Few peoples are described in the Bible with as much hostility as the Philistines, who lived in the coastal plain during the period it documents. In Judges and in 1 Samuel, the Philistines are described as being "uncircumcised" and presented as one of the most despised enemies of the Jewish people and its leaders, from Samson to King David. Recent archaeological discoveries in Israel, however, cast a different light on the relations between the two peoples. Research into the dispersal of Philistine cooking methods among various populations in Israel shows that the Philistines spread their culture beyond the areas under their control. While the two cultures never mixed, the early Hebrews apparently copied many important components of the Philistine lifestyle.

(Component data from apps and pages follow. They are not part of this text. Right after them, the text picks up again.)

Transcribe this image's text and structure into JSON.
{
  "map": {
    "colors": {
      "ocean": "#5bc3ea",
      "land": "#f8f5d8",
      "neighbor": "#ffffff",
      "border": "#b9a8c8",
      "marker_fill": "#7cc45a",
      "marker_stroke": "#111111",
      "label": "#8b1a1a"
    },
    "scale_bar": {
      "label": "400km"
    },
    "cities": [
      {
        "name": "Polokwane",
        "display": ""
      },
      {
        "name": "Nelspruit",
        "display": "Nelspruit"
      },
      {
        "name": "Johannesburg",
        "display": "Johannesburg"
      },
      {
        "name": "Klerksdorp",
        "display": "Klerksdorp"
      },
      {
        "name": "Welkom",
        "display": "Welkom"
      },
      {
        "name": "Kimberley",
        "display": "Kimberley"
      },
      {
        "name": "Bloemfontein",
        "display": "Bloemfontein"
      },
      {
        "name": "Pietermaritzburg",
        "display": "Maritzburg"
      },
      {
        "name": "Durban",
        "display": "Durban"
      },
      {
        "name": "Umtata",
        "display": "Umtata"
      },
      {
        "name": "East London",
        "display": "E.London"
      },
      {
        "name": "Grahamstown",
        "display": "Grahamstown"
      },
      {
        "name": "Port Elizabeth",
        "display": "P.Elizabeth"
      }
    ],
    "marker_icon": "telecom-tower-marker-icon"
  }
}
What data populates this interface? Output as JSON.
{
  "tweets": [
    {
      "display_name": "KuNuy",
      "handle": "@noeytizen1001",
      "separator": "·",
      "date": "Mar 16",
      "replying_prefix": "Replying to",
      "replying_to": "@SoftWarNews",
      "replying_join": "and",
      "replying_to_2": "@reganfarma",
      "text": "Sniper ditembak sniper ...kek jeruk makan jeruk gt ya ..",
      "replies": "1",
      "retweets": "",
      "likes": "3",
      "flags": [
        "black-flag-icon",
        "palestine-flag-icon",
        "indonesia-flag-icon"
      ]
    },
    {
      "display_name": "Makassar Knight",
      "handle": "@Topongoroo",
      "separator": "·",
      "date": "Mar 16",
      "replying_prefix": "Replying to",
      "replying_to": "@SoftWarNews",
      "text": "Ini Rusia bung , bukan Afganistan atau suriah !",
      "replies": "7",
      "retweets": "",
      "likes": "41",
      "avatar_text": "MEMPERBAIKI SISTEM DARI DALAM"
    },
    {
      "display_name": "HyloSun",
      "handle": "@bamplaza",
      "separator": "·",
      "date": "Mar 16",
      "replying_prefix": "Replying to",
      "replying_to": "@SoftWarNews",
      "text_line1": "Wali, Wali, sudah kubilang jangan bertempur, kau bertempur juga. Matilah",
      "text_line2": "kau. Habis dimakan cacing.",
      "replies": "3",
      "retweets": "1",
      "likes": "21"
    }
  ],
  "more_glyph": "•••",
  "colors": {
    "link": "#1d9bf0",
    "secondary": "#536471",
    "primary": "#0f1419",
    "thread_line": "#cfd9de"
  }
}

Excavations in Philistine cities carried out over the past several years offer a picture of a people with a rich and interesting culture that often conflicts with their biblical image. "They were very sophisticated for their time," Prof. Aren Maeir, chairman of the Martin (Szusz) Department of Land of Israel Studies and Archaeology at Bar-Ilan University and director of the Tell es-Safi/Gath Archaeological Project.
"There's no doubt that the social organization of the Philistines was much more developed than that of the Israelites, and apparently of the Canaanites as well." An article by Maeir and his colleagues on the cooking methods and the diet of the Philistines and neighboring populations, due to appear in a forthcoming issue of the American Journal of Archaeology, examines the cultural inter-relations among the various groups.
Unlike most of the peoples living in the region in the biblical era, the Philistines were not Semites, but rather one of the Sea Peoples who immigrated from the Aegean Sea region of today's Greece and western Turkey. They brought with them technologies new to the area, including a wide range of pottery vessels and a sophisticated political organization.
They prepared meals in a characteristic sealed pottery vessel suited to long cooking times at low heat, while most inhabitants of Canaan at the time used open pots and faster cooking methods. The bones found at the Philistine cities showed that their diet was also different from those of their neighbors. While the Canaanites and Israelites ate mainly beef and lamb, the Philistines ate mainly pork, with an occasional meal of dog meat. The Philistines' wine culture was also very well-developed.
Until recently, researchers believed the Philistines assimilated into the local population, and their culture died out after about 200 years. Not so, Maeir says. "Findings from the digs at Gath (Tell es-Safi) and other Philistine sites show that their unique cooking implements continued to appear centuries after their arrival," proving that the Philistines preserved many aspects of their culture for centuries.
In addition, the Philistine pots spread to other areas of Canaan. And, Maeir recalls, even the biblical stories of constant conflict between the Israelites and the Philistines has another side. "It's true that Samson comes into conflict with the Philistines repeatedly," Maeir said, "but on the other hand he also chooses Philistine wives - not once, but twice.